At the wonderful Festival of Fairy Tales for Grown-Ups at
the Bargehouse, South Bank, these last few days. Took the opportunity to visit the LCIS archive of Performance Storytelling (http://www.crickcrackclub.com/CRICRACK/ARCHIVEF.HTM)
at Cecil Sharp House – one of several places where this fantastic resource can be accessed. I listened to prominent tellers performing trickster tales, through the 1980s, 1990s and more recently.
The modular trickster tales - Peik, Si Djeha & the Robbers etc… can
feel like throwing one handful of kindling after another onto a fire: trick after trick after trick. Each trick blazes brightly and briefly, but handfuls of

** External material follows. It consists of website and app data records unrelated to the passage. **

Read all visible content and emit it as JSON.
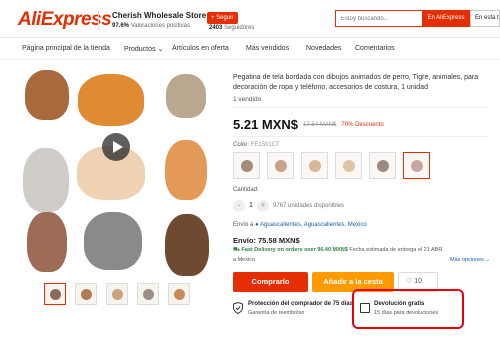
{
  "header": {
    "logo": "AliExpress",
    "store_name": "Cherish Wholesale Store",
    "store_rating_value": "97.6%",
    "store_rating_label": "Valoraciones positivas",
    "follow_label": "+ Seguir",
    "followers_count": "2403",
    "followers_label": "Seguidores",
    "search_placeholder": "Estoy buscando...",
    "search_aliexpress_label": "En AliExpress",
    "search_store_label": "En esta tienda"
  },
  "nav": {
    "items": [
      {
        "label": "Página principal de la tienda"
      },
      {
        "label": "Productos"
      },
      {
        "label": "Artículos en oferta"
      },
      {
        "label": "Más vendidos"
      },
      {
        "label": "Novedades"
      },
      {
        "label": "Comentarios"
      }
    ]
  },
  "product": {
    "title": "Pegatina de tela bordada con dibujos animados de perro, Tigre, animales, para decoración de ropa y teléfono, accesorios de costura, 1 unidad",
    "sold": "1 vendido",
    "price": "5.21 MXN$",
    "old_price": "17.54 MXN$",
    "discount": "70% Descuento",
    "color_label": "Color:",
    "color_value": "FE1501CT",
    "quantity_label": "Cantidad:",
    "quantity_minus": "-",
    "quantity_value": "1",
    "quantity_plus": "+",
    "quantity_available": "9767 unidades disponibles",
    "ship_prefix": "Envío a",
    "ship_location": "Aguascalientes, Aguascalientes, Mexico",
    "shipping_cost": "Envío: 75.58 MXN$",
    "fast_delivery": "Fast Delivery on orders over 96.40 MXN$",
    "delivery_estimate": "Fecha estimada de entrega el 21 ABR",
    "to_country": "a Mexico",
    "more_options": "Más opciones",
    "buy_label": "Comprarlo",
    "cart_label": "Añadir a la cesta",
    "wishlist_count": "10",
    "protection_title": "Protección del comprador de 75 días",
    "protection_sub": "Garantía de reembolso",
    "return_title": "Devolución gratis",
    "return_sub": "15 días para devoluciones"
  },
  "colors": {
    "brand": "#e62e04",
    "cart": "#ff9a00",
    "highlight": "#e8000b",
    "fast": "#2e8540"
  }
}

kindling don’t easily create a glowing heart to a fire. And the repeated little blazes can seem relentless. So I wanted to hear where these tellers had found that heart in the stories and how they kept it glowing.
Where the stories were working, much of that heart seemed to be in the complicity between teller and audience. The level of complicity seems more vital with trickster stories than with some others. The audience need a way in to a place of playful inclusion in the humour of it all, in there alongside the teller. Part of that way seems to come from the teller’s level of relaxation – I don’t mean telling in a overly laid-back or sloppy way: there seemed to be a place of balance where the teller is relaxed enough for the audience to feel they are enjoying the story together with him or her, but where they’re still embodying enough of that playful energy that keeps a trickster story alive. When the relaxed complicity was there but less of the playfulness, the audience’s energy seemed to wane about halfway through the story (as much as one can tell from an audio recording!). But when the teller was all high-energy without the relaxed complicity, the audience seem to be pushed out of the story almost from the start. How does one find one’s own way to that place where the three-sided relationship of story, teller and audience is alive in the right way for a trickster tale to fully work its own brand of magic? It makes me want to be out there telling and telling and telling this kind of story, just trying things, taking risks, seeing what works, feeling the mistakes and the moments where that magic’s present.